“What the hell!” I said and picked out a bouquet of dyed-orange roses. The flower vendor said that he was a veteran, had worked doing tech for a Wall Street bank until his job got outsourced to India, and then took over his uncle’s City Hall flower stand. He told us that it wasn’t too busy at the marriage office that day, especially for a Friday.
Inside the building we gawked at other couples: a tall blond lady in four-inch Lucite heels and a full-length sparkly wedding gown next to the old gay men next to a family group so big and well dressed we couldn’t tell who was getting married. We met up with two friends who served as our witnesses, took a number, and waited to be called. It was, as the cliché goes, like a DMV where everyone is in a good mood. It’s an administrative process of going from a desk to a window to a bench back to a window and showing your ID and your marriage license and paying the fee ($25). The processing and waiting was maybe 45 minutes; the ceremony took 90 seconds.
We posed for some photos outside; one of our witnesses works for a big media company and had borrowed some fancy camera lenses. P and I had drafted a “we-just-got-married-please-meet-us-at-the-bar” email the night before—we attached a photo and hit send while standing in the park outside the building. We walked past the city jail and the bail bonds place to a Thai restaurant around the corner, our phones blowing up with emails and phone calls.
“CITY HALL WEDDINGS ARE THE BEST!” replied one friend, “It is the enchanted deli line of love.”
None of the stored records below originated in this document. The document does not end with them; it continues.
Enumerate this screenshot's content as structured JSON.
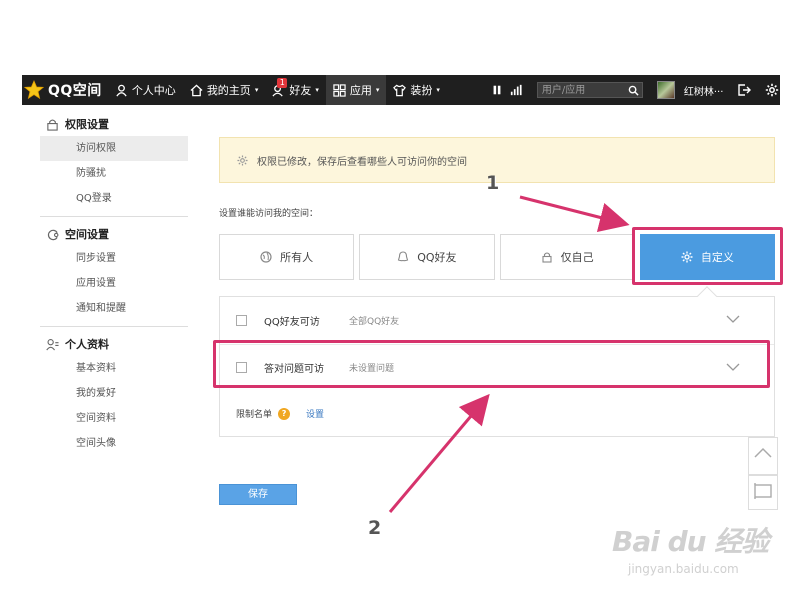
{
  "topbar": {
    "logo_text": "QQ空间",
    "nav": [
      {
        "label": "个人中心",
        "icon": "person-icon"
      },
      {
        "label": "我的主页",
        "icon": "home-icon",
        "caret": "▾"
      },
      {
        "label": "好友",
        "icon": "friends-icon",
        "caret": "▾",
        "badge": "1"
      },
      {
        "label": "应用",
        "icon": "apps-grid-icon",
        "caret": "▾"
      },
      {
        "label": "装扮",
        "icon": "shirt-icon",
        "caret": "▾"
      }
    ],
    "search_placeholder": "用户/应用",
    "username": "红树林···"
  },
  "sidebar": {
    "sections": [
      {
        "title": "权限设置",
        "icon": "lock-icon",
        "items": [
          "访问权限",
          "防骚扰",
          "QQ登录"
        ]
      },
      {
        "title": "空间设置",
        "icon": "space-settings-icon",
        "items": [
          "同步设置",
          "应用设置",
          "通知和提醒"
        ]
      },
      {
        "title": "个人资料",
        "icon": "profile-icon",
        "items": [
          "基本资料",
          "我的爱好",
          "空间资料",
          "空间头像"
        ]
      }
    ],
    "active_item": "访问权限"
  },
  "main": {
    "notice": "权限已修改，保存后查看哪些人可访问你的空间",
    "prompt": "设置谁能访问我的空间：",
    "options": [
      {
        "label": "所有人",
        "icon": "globe-icon"
      },
      {
        "label": "QQ好友",
        "icon": "qq-penguin-icon"
      },
      {
        "label": "仅自己",
        "icon": "lock-icon"
      },
      {
        "label": "自定义",
        "icon": "gear-icon",
        "selected": true
      }
    ],
    "rows": [
      {
        "label": "QQ好友可访",
        "sub": "全部QQ好友"
      },
      {
        "label": "答对问题可访",
        "sub": "未设置问题"
      }
    ],
    "limit_label": "限制名单",
    "limit_link": "设置",
    "save_label": "保存"
  },
  "annotations": {
    "step1": "1",
    "step2": "2",
    "color": "#d6336c"
  },
  "watermark": {
    "main": "Bai du 经验",
    "sub": "jingyan.baidu.com"
  }
}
After lunch ($50 for me and P’s share, including the bottle of wine) we took the subway back to Brooklyn and went right to our local bar. We were met with prosecco and flowers thanks to some suspicion and colluding on the part of some friends and a favorite bartender. There were drinks, cake (baked by one of our witnesses, complete with bride+groom figurines), and ridiculous balloons sent by a dear out-of-town friend. There was a lot of hugging and shoulder punching and at some point there were burritos. While walking home, some drunk dudes outside a different bar yelled “what are the balloons for?”
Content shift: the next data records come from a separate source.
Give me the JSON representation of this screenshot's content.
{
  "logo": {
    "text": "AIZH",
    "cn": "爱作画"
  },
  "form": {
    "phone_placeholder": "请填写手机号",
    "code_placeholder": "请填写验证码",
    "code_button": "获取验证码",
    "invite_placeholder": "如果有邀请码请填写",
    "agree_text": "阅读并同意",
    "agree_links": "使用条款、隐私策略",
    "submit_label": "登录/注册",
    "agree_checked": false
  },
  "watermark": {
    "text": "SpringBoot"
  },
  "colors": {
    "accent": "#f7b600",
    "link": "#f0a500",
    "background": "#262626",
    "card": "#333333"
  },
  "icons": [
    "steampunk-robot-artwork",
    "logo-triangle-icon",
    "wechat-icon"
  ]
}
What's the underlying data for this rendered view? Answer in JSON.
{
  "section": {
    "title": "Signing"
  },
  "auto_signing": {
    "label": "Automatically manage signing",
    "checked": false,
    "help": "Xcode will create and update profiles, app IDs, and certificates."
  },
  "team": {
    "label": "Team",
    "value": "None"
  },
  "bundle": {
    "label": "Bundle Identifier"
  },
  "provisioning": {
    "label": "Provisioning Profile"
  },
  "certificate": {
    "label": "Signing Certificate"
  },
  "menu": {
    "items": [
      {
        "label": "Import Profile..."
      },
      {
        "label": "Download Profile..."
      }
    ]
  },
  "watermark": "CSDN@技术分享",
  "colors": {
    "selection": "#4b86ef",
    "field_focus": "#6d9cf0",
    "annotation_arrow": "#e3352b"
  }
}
“I just got married!” I shouted back, and then we all threw up our hands and hollered for a moment.
Saturday morning we got up, went for a walk for coffee and doughnuts ($10), and then finalized the application. We signed and dated all the forms, counted the passport photos, and wrote the checks.
Sunday morning we went to P’s office to scan the application (109 pages!), took the originals to the postal place to send them to the USCIS office in Chicago ($33.10, with tracking info). It should be about three months before I get my Employment Authorization Document, which lets me work, and Advance Parole, which lets me leave the country without abandoning the application. We expect a green card interview three months after that. Then I will be a provisional permanent resident (wrap your head around this one), and after two years, I’ll can apply to remove the provisional status.
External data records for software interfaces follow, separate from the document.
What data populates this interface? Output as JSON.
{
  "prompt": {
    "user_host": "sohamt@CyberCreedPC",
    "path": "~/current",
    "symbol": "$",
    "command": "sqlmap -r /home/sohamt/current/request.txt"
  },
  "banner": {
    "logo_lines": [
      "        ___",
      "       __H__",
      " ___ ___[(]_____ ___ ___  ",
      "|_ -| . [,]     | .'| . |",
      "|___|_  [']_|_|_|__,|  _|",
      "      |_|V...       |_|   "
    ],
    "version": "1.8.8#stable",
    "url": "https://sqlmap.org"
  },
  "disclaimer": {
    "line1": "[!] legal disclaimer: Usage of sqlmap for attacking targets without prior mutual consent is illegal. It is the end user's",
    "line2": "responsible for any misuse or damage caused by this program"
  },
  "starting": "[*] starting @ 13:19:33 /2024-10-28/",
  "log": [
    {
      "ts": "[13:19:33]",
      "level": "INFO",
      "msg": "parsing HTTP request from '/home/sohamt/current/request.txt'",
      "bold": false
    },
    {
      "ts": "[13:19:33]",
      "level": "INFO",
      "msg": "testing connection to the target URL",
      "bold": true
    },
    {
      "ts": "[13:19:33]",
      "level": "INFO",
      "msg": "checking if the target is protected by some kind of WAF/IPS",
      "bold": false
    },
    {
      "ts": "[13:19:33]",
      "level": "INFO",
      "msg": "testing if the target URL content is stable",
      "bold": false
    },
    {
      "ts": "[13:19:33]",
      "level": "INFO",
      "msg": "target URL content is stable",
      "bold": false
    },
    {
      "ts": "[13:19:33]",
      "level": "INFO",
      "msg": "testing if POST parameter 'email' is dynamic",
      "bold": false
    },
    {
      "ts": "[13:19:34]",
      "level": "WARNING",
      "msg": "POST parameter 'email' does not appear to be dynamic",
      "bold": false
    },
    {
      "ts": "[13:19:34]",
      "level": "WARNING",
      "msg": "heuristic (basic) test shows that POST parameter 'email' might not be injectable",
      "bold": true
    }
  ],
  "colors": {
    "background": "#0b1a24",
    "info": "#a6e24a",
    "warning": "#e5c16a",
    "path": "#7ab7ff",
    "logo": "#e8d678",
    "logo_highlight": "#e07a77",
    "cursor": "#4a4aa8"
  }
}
Sunday evening we went to a Super Bowl party and ate chips and dip as husband and wife.
Costs so far
Previous total: $364.75
• Yoga mat rental Friday morning: $2 (I forgot mine at home because I was a bit distracted)
• Earrings to wear to the wedding: $52
• Rings (bought on Etsy from a friend of a friend): $665
• Street vendor flowers: $30
• Marriage ceremony: $25
• Presents for our witnesses: $80
• Thai lunch after the wedding $50 (me and P’s share)
• Money spent on drinks at the surprise party we threw for our friends: $0 (thanks, friends!)
• Nuptial burritos: $0 (thanks again, friends!)
• Post-nuptial coffee and doughnuts ($10)
• I-130 (Petition for an Alien Relative) Fee: $420
• I-485 (Adjustment of Status application) Fee: $1,070 (includes $85 biometrics fee)
• I-756 (Employment Authorization) Fee: Free. No fee if filed with form I-485
• I-131 (Advance Parole) Fee: Free. No fee if filed with form I-485
• Expresspost of envelope to Chicago: $33.10
Total this installment: $2,437.10
Cumulative total: $2801.85
Wedding related expenses: $949
Immigration related expenses: $1852.85
The writer lives in New York.